DoI have to have my car registered if it is non-working and sits in my driveway under a carport?

UPDATED: Sep 16, 2011

Advertiser Disclosure

It’s all about you. We want to help you make the right legal decisions.

We strive to help you make confident insurance and legal decisions. Finding trusted and reliable insurance quotes and legal advice should be easy. This doesn’t influence our content. Our opinions are our own.

UPDATED: Sep 16, 2011Fact Checked

Get Legal Help Today

Compare Quotes From Top Companies and Save

secured lock Secured with SHA-256 Encryption

DoI have to have my car registered if it is non-working and sits in my driveway under a carport?

My neighbors have complained about an abandoned vehicle on my property. Now the police have issued me a citation saying that I need to get my car registered or be fined. I didn’t think my car needed to be registered if it was in my driveway under a carport. Also, I never drive it because it doesn’t run.

Asked on September 16, 2011 under Real Estate Law, Utah


FreeAdvice Contributing Attorney / FreeAdvice Contributing Attorney

Answered 11 years ago | Contributor

Under the laws of all states, all vehicles that are driven on a public roadway are required to be registered and to be in good driving condition per the codes of each state. If the car that you have sititng in your driveway is not being driven on a public roadway and has not been so for a long time, and you have no intent to drive it on the public roadway, you do not need to register it.

This will be you best defense to contest the citation.

In order to stop the complaints about the vehicle by your neighbor, perhaps purchasing a car tarp to cover it from the elements is the solution.

Good luck.

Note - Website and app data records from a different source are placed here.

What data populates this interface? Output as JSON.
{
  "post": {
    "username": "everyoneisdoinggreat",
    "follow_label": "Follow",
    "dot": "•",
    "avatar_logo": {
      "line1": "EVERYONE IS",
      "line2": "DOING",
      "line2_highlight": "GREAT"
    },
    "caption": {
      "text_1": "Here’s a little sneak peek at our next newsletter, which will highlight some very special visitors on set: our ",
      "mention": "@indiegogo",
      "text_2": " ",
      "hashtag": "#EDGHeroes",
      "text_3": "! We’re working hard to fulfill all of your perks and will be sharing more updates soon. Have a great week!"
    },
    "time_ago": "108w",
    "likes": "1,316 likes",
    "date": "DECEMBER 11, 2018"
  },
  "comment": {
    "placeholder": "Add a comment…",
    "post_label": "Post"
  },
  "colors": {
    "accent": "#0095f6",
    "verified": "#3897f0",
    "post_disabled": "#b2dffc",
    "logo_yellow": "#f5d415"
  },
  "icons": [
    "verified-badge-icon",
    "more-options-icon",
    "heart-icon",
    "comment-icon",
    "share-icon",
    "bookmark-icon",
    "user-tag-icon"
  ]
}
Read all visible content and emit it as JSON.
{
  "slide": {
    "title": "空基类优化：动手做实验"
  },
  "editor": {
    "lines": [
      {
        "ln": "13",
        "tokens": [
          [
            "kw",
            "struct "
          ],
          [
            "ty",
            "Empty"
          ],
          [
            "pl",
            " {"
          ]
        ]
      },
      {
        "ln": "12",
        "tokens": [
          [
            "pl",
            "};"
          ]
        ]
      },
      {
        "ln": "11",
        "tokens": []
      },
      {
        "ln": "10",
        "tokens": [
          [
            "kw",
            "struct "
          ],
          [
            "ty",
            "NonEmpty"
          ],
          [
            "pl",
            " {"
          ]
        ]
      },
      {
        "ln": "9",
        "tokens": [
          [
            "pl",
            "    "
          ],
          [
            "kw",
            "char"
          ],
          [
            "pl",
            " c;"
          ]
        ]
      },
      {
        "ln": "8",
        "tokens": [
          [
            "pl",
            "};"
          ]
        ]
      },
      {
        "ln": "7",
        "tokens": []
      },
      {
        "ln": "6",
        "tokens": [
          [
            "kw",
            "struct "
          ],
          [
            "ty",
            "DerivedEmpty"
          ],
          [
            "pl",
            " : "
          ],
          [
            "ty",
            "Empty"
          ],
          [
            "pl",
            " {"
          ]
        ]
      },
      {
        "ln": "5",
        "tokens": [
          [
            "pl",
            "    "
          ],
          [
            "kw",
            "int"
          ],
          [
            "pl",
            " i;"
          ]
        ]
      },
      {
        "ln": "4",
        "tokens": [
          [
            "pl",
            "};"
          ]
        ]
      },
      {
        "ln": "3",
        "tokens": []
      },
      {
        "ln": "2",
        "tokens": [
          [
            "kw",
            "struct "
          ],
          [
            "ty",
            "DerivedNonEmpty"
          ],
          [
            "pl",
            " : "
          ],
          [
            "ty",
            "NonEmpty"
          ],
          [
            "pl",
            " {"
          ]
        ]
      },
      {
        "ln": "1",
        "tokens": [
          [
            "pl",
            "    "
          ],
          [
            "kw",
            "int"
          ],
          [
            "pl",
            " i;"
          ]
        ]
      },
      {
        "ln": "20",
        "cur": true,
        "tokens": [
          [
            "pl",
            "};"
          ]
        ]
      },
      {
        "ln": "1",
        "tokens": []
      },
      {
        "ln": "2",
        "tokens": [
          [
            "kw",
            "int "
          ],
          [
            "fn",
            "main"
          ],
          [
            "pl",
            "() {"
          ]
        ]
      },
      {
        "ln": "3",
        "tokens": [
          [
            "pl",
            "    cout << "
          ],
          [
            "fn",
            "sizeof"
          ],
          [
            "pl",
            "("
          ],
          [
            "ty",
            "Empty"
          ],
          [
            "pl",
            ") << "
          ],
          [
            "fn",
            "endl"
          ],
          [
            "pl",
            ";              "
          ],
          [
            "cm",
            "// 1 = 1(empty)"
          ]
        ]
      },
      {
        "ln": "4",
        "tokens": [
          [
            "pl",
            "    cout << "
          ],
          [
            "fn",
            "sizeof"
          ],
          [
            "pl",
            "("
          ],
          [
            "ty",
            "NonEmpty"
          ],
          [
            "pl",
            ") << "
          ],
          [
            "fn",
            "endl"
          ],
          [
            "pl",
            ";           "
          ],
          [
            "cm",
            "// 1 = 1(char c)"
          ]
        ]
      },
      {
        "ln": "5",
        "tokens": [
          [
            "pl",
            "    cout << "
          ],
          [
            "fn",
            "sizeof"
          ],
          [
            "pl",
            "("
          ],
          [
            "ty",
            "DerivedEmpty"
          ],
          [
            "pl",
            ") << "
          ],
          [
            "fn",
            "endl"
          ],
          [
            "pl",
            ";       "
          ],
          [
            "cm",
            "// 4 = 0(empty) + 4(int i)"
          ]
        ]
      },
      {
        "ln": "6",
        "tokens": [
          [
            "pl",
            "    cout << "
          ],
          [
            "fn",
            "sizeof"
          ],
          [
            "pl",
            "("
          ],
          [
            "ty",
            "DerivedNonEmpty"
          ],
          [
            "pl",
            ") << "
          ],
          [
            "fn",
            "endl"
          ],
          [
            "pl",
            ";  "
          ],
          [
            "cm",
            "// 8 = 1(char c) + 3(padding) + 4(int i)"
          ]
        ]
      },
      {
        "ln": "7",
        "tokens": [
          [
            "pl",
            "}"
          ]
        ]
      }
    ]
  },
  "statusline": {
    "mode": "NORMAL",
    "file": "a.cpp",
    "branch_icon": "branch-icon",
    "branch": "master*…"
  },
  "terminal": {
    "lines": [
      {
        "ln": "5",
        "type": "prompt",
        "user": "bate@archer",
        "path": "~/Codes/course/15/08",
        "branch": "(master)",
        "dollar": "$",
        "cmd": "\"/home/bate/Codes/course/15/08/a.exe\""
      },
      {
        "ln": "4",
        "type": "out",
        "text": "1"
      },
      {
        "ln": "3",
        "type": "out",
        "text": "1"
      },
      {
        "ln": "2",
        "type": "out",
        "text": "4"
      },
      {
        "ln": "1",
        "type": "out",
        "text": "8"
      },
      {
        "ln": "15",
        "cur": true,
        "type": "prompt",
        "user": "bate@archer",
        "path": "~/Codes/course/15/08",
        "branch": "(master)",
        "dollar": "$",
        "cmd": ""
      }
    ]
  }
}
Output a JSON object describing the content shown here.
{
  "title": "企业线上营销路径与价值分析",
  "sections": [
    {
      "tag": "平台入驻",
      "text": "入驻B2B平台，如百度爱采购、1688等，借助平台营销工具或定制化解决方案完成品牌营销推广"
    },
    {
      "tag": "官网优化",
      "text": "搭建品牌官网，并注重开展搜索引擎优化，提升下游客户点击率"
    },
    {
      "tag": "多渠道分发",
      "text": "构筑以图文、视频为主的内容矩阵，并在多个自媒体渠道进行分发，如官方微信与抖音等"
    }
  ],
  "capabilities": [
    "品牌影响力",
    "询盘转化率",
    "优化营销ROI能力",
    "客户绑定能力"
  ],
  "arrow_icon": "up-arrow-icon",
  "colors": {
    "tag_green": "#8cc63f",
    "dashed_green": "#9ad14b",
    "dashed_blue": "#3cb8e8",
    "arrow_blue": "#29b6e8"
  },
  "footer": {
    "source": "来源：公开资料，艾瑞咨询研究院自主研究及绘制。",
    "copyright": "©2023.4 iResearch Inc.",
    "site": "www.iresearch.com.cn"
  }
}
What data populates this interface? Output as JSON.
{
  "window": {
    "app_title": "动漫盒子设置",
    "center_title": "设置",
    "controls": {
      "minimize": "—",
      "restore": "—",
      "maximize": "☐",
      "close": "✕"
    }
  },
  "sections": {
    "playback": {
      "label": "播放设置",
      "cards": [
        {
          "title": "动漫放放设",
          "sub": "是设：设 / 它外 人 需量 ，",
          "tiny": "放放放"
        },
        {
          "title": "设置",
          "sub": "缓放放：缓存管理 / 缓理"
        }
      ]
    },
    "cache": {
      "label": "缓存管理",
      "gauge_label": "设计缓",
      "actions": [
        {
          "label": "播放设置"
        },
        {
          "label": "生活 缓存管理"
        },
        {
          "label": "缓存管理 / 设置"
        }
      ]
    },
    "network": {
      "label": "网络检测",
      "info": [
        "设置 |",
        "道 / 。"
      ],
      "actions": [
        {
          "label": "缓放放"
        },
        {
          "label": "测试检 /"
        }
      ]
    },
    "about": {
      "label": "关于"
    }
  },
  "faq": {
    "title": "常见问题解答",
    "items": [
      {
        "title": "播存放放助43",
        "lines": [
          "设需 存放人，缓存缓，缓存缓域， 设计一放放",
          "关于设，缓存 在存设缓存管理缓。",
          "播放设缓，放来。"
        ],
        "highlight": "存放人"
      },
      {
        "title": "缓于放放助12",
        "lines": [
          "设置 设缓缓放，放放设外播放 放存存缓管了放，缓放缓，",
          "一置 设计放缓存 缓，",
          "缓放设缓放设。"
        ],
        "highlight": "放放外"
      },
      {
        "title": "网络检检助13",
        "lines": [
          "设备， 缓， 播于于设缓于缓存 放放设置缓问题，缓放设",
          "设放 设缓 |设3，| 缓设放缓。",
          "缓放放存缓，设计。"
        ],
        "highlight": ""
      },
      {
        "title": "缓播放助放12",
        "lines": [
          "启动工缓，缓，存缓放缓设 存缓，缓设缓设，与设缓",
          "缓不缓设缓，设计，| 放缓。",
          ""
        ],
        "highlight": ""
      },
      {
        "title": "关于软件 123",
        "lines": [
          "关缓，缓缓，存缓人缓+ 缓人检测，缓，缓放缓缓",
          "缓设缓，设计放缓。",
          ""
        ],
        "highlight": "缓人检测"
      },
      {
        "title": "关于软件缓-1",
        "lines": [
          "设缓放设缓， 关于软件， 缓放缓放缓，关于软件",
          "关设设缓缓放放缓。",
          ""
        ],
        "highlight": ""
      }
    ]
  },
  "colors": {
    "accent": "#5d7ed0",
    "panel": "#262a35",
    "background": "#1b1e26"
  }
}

IMPORTANT NOTICE: The Answer(s) provided above are for general information only. The attorney providing the answer was not serving as the attorney for the person submitting the question or in any attorney-client relationship with such person. Laws may vary from state to state, and sometimes change. Tiny variations in the facts, or a fact not set forth in a question, often can change a legal outcome or an attorney's conclusion. Although has verified the attorney was admitted to practice law in at least one jurisdiction, he or she may not be authorized to practice law in the jurisdiction referred to in the question, nor is he or she necessarily experienced in the area of the law involved. Unlike the information in the Answer(s) above, upon which you should NOT rely, for personal advice you can rely upon we suggest you retain an attorney to represent you.

Get Legal Help Today

Find the right lawyer for your legal issue.

secured lock Secured with SHA-256 Encryption